**WORK INSTRUCTIONS**. Search the entries for the word "Mesh". Copy every line that holds it.

(DATASET CONTENT)

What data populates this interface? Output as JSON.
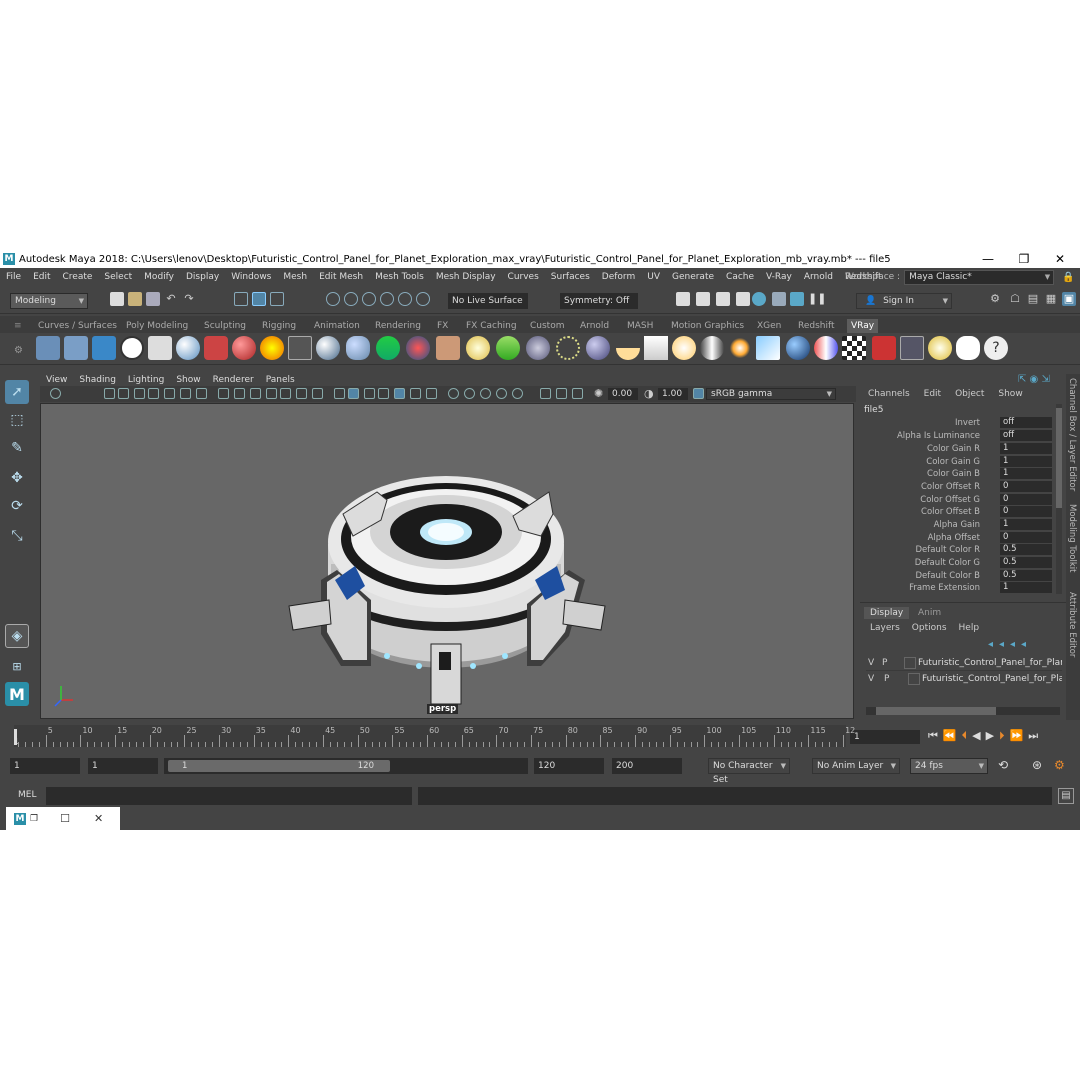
{
  "window": {
    "title": "Autodesk Maya 2018: C:\\Users\\lenov\\Desktop\\Futuristic_Control_Panel_for_Planet_Exploration_max_vray\\Futuristic_Control_Panel_for_Planet_Exploration_mb_vray.mb*  ---   file5",
    "logo": "M"
  },
  "menubar": [
    "File",
    "Edit",
    "Create",
    "Select",
    "Modify",
    "Display",
    "Windows",
    "Mesh",
    "Edit Mesh",
    "Mesh Tools",
    "Mesh Display",
    "Curves",
    "Surfaces",
    "Deform",
    "UV",
    "Generate",
    "Cache",
    "V-Ray",
    "Arnold",
    "Redshift"
  ],
  "workspace": {
    "label": "Workspace :",
    "value": "Maya Classic*"
  },
  "status": {
    "mode": "Modeling",
    "live_surface": "No Live Surface",
    "symmetry": "Symmetry: Off",
    "sign_in": "Sign In"
  },
  "shelf_tabs": [
    "Curves / Surfaces",
    "Poly Modeling",
    "Sculpting",
    "Rigging",
    "Animation",
    "Rendering",
    "FX",
    "FX Caching",
    "Custom",
    "Arnold",
    "MASH",
    "Motion Graphics",
    "XGen",
    "Redshift",
    "VRay"
  ],
  "shelf_active_tab": "VRay",
  "viewport": {
    "menu": [
      "View",
      "Shading",
      "Lighting",
      "Show",
      "Renderer",
      "Panels"
    ],
    "exposure": "0.00",
    "gamma": "1.00",
    "color_space": "sRGB gamma",
    "camera_label": "persp"
  },
  "channel_box": {
    "menu": [
      "Channels",
      "Edit",
      "Object",
      "Show"
    ],
    "node": "file5",
    "attributes": [
      {
        "name": "Invert",
        "value": "off"
      },
      {
        "name": "Alpha Is Luminance",
        "value": "off"
      },
      {
        "name": "Color Gain R",
        "value": "1"
      },
      {
        "name": "Color Gain G",
        "value": "1"
      },
      {
        "name": "Color Gain B",
        "value": "1"
      },
      {
        "name": "Color Offset R",
        "value": "0"
      },
      {
        "name": "Color Offset G",
        "value": "0"
      },
      {
        "name": "Color Offset B",
        "value": "0"
      },
      {
        "name": "Alpha Gain",
        "value": "1"
      },
      {
        "name": "Alpha Offset",
        "value": "0"
      },
      {
        "name": "Default Color R",
        "value": "0.5"
      },
      {
        "name": "Default Color G",
        "value": "0.5"
      },
      {
        "name": "Default Color B",
        "value": "0.5"
      },
      {
        "name": "Frame Extension",
        "value": "1"
      }
    ]
  },
  "layer_editor": {
    "tabs": [
      "Display",
      "Anim"
    ],
    "menu": [
      "Layers",
      "Options",
      "Help"
    ],
    "layers": [
      {
        "v": "V",
        "p": "P",
        "name": "Futuristic_Control_Panel_for_Planet"
      },
      {
        "v": "V",
        "p": "P",
        "name": "Futuristic_Control_Panel_for_Plane"
      }
    ]
  },
  "side_tabs": [
    "Channel Box / Layer Editor",
    "Modeling Toolkit",
    "Attribute Editor"
  ],
  "timeline": {
    "labels": [
      "1",
      "5",
      "10",
      "15",
      "20",
      "25",
      "30",
      "35",
      "40",
      "45",
      "50",
      "55",
      "60",
      "65",
      "70",
      "75",
      "80",
      "85",
      "90",
      "95",
      "100",
      "105",
      "110",
      "115",
      "12"
    ],
    "current_frame": "1"
  },
  "range": {
    "start": "1",
    "playback_start": "1",
    "slider_start": "1",
    "slider_end": "120",
    "playback_end": "120",
    "end": "200",
    "character_set": "No Character Set",
    "anim_layer": "No Anim Layer",
    "fps": "24 fps"
  },
  "command_line": {
    "mode": "MEL"
  },
  "colors": {
    "panel_bg": "#444444",
    "viewport_bg": "#676767",
    "accent": "#5285a6",
    "maya_logo": "#2a8fa8"
  }
}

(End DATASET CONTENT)

**EXERCISE RESPONSE**.
    "Mesh",
    "Edit Mesh",
    "Mesh Tools",
    "Mesh Display",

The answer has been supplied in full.